The Mount Sinai Archives, of course, are just one of many repositories holding valuable collections on these topics. A number of institutions are leading the way in making the papers of eminent scientists available on the Web.
The National Library of Israel recently completed a project to digitize a collection of manuscripts by Sir Isaac Newton, the pioneering mathematician and physicist. In addition to his scientific accomplishments, Newton was a serious student of religion. Although himself a Protestant, he became fluent in Hebrew so that he could study the history of ancient Israel from primary sources. His manuscripts on these topics were eventually acquired by Dr. Abraham Yehuda, the distinguished collector of Judaica, and are now housed at the National Library of Israel; as the National Library’s press release notes, “Newton’s diligence and precision is reflected in this research in the same manner it is reflected in his scientific work.”
These newly digitized documents will join a large number of previously scanned Newton manuscripts in being hosted by The Newton Project. This collaborative effort, the project of several institutions, is working towards making the entirety of Newton’s papers available through a single online portal. Since the papers of many major historical figures are scattered across multiple repositories, collaborative efforts such as this one are important part of the project to make the world’s archival heritage easily available to online readers.

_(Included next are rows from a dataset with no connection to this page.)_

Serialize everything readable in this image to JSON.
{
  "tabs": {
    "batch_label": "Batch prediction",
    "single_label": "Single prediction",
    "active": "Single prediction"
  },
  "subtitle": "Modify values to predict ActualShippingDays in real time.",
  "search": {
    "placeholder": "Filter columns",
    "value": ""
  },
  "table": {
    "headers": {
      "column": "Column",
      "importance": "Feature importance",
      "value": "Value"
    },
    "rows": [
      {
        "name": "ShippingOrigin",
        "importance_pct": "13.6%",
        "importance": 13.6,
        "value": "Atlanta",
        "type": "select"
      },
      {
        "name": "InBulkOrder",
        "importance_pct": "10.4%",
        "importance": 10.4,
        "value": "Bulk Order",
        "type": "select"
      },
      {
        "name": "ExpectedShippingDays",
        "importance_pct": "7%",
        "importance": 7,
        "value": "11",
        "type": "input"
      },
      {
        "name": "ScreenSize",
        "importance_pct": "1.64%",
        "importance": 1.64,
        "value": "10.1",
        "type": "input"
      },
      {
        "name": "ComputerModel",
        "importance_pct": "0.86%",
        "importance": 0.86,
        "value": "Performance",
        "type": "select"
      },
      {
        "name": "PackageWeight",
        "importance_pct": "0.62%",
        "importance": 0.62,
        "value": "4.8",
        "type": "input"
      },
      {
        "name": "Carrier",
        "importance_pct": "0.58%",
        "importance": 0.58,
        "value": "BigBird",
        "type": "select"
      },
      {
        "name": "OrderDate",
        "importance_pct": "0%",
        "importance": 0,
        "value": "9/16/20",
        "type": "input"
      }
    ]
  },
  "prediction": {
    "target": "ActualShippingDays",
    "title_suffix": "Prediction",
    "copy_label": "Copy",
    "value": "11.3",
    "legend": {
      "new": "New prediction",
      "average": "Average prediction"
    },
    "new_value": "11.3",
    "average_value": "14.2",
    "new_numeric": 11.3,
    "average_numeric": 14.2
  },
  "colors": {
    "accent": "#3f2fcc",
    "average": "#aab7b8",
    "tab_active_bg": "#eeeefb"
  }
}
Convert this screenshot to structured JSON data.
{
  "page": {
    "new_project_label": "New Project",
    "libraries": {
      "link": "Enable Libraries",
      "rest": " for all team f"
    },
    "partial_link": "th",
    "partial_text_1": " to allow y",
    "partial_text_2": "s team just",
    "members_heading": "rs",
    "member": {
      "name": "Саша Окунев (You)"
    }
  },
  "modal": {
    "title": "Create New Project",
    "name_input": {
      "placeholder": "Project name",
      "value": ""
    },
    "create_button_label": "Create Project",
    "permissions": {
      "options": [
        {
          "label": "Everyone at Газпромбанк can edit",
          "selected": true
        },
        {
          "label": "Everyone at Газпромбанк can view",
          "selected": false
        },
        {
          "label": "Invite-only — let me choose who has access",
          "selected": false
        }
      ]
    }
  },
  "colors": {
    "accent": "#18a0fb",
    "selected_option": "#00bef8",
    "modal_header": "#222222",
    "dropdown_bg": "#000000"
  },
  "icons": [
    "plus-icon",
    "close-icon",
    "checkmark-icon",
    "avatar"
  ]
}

Newton is not the only distinguished scientist whose papers are available online. The papers of physicist Albert Einstein, perhaps the twentieth century’s most well-known scientist, are also the subject of a collaborative digitization effort. At Cal Tech, whose library holds a significant collection of Einstein material, scholars have spent many years preparing a scholarly edition of Einstein’s papers. The Hebrew University of Jerusalem, meanwhile, has led the way in scanning material from their own collection of Einstein manuscripts. The recently opened Einstein Archives Online website is a product of the collaboration between these two institutions. Numerous Einstein manuscripts are available for browsing, and new material is regularly being added.

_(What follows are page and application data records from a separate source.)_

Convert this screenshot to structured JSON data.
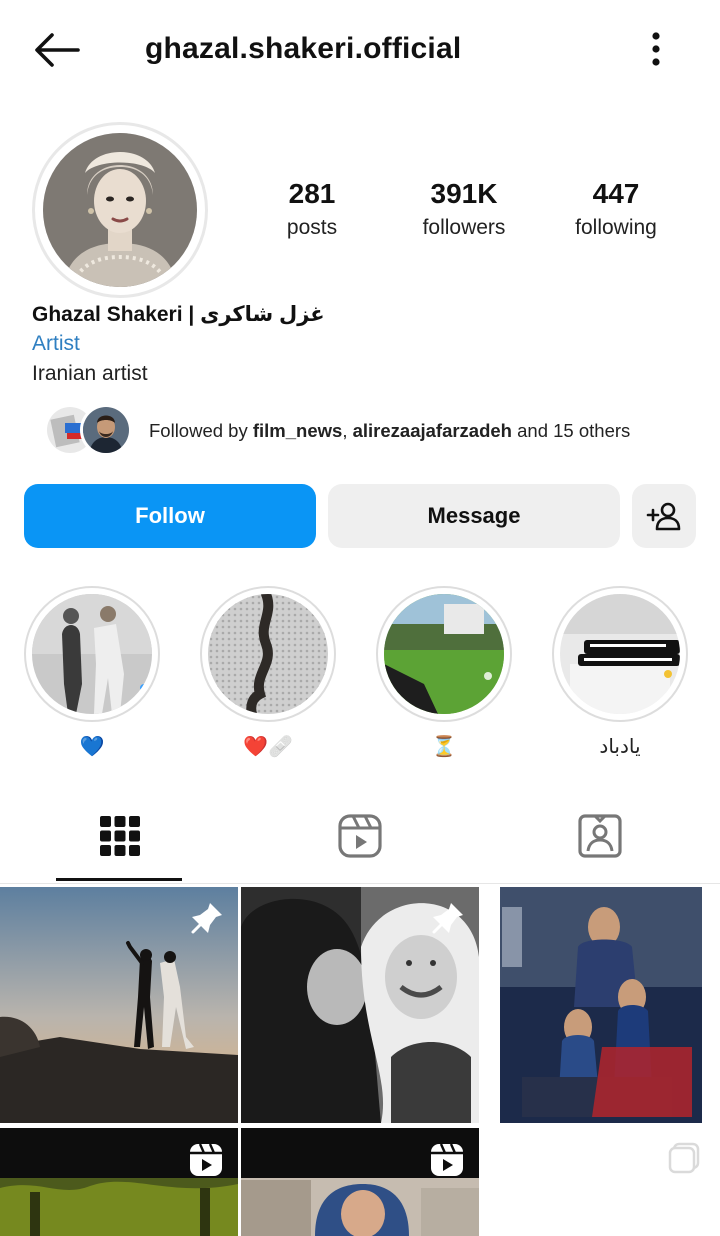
{
  "header": {
    "username": "ghazal.shakeri.official",
    "back_icon": "arrow-left-icon",
    "more_icon": "more-vertical-icon"
  },
  "profile": {
    "posts_count": "281",
    "posts_label": "posts",
    "followers_count": "391K",
    "followers_label": "followers",
    "following_count": "447",
    "following_label": "following",
    "display_name": "Ghazal Shakeri | غزل شاکری",
    "category": "Artist",
    "bio": "Iranian artist"
  },
  "followed_by": {
    "prefix": "Followed by ",
    "user1": "film_news",
    "separator": ", ",
    "user2": "alirezaajafarzadeh",
    "suffix": " and 15 others"
  },
  "actions": {
    "follow_label": "Follow",
    "message_label": "Message",
    "add_person_icon": "add-person-icon"
  },
  "highlights": [
    {
      "label": "💙"
    },
    {
      "label": "❤️🩹"
    },
    {
      "label": "⏳"
    },
    {
      "label": "یادباد"
    }
  ],
  "tabs": [
    {
      "name": "grid",
      "icon": "grid-icon",
      "active": true
    },
    {
      "name": "reels",
      "icon": "reels-icon",
      "active": false
    },
    {
      "name": "tagged",
      "icon": "tagged-icon",
      "active": false
    }
  ],
  "colors": {
    "accent": "#0a95f5",
    "category_link": "#2f7fc1",
    "button_gray": "#efefef"
  }
}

As Newton himself said, “If I have seen further, it is only by standing on the shoulders of giants.” In a world of fast-paced progress in both theoretical and applied science, resources such as these help memorialize the accomplishments of the pioneers whose work paved the way for today’s breakthroughs.